- Record extracts
Start of Block
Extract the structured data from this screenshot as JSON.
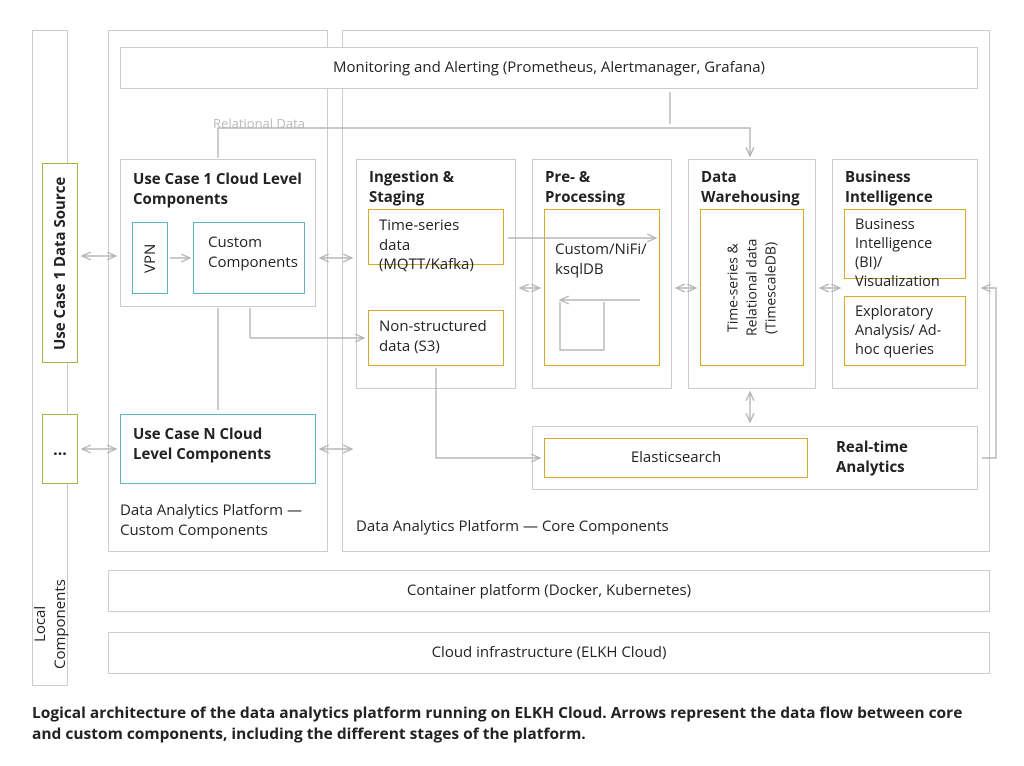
{
  "local_components_label": "Local\nComponents",
  "data_sources": {
    "use_case_1": "Use Case 1 Data Source",
    "more": "..."
  },
  "left_cluster": {
    "uc1": {
      "title": "Use Case 1 Cloud Level Components",
      "vpn": "VPN",
      "custom": "Custom Components"
    },
    "ucN_title": "Use Case N Cloud Level Components",
    "footer": "Data Analytics Platform — Custom Components"
  },
  "core": {
    "monitoring": "Monitoring and Alerting (Prometheus, Alertmanager, Grafana)",
    "relational_hint": "Relational Data",
    "ingestion": {
      "title": "Ingestion & Staging",
      "ts": "Time-series data (MQTT/Kafka)",
      "ns": "Non-structured data (S3)"
    },
    "processing": {
      "title": "Pre- & Processing",
      "body": "Custom/NiFi/ ksqlDB"
    },
    "warehouse": {
      "title": "Data Warehousing",
      "body": "Time-series & Relational data (TimescaleDB)"
    },
    "bi": {
      "title": "Business Intelligence",
      "biviz": "Business Intelligence (BI)/ Visualization",
      "explore": "Exploratory Analysis/ Ad-hoc queries"
    },
    "realtime": {
      "title": "Real-time Analytics",
      "es": "Elasticsearch"
    },
    "footer": "Data Analytics Platform — Core Components"
  },
  "infra": {
    "container": "Container platform (Docker, Kubernetes)",
    "cloud": "Cloud infrastructure (ELKH Cloud)"
  },
  "caption": "Logical architecture of the data analytics platform running on ELKH Cloud. Arrows represent the data flow between core and custom components, including the different stages of the platform."
}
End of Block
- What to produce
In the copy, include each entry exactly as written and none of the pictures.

- Exercise answer
Extract the structured data from this screenshot as JSON.
{
  "local_components_label": "Local\nComponents",
  "data_sources": {
    "use_case_1": "Use Case 1 Data Source",
    "more": "..."
  },
  "left_cluster": {
    "uc1": {
      "title": "Use Case 1 Cloud Level Components",
      "vpn": "VPN",
      "custom": "Custom Components"
    },
    "ucN_title": "Use Case N Cloud Level Components",
    "footer": "Data Analytics Platform — Custom Components"
  },
  "core": {
    "monitoring": "Monitoring and Alerting (Prometheus, Alertmanager, Grafana)",
    "relational_hint": "Relational Data",
    "ingestion": {
      "title": "Ingestion & Staging",
      "ts": "Time-series data (MQTT/Kafka)",
      "ns": "Non-structured data (S3)"
    },
    "processing": {
      "title": "Pre- & Processing",
      "body": "Custom/NiFi/ ksqlDB"
    },
    "warehouse": {
      "title": "Data Warehousing",
      "body": "Time-series & Relational data (TimescaleDB)"
    },
    "bi": {
      "title": "Business Intelligence",
      "biviz": "Business Intelligence (BI)/ Visualization",
      "explore": "Exploratory Analysis/ Ad-hoc queries"
    },
    "realtime": {
      "title": "Real-time Analytics",
      "es": "Elasticsearch"
    },
    "footer": "Data Analytics Platform — Core Components"
  },
  "infra": {
    "container": "Container platform (Docker, Kubernetes)",
    "cloud": "Cloud infrastructure (ELKH Cloud)"
  },
  "caption": "Logical architecture of the data analytics platform running on ELKH Cloud. Arrows represent the data flow between core and custom components, including the different stages of the platform."
}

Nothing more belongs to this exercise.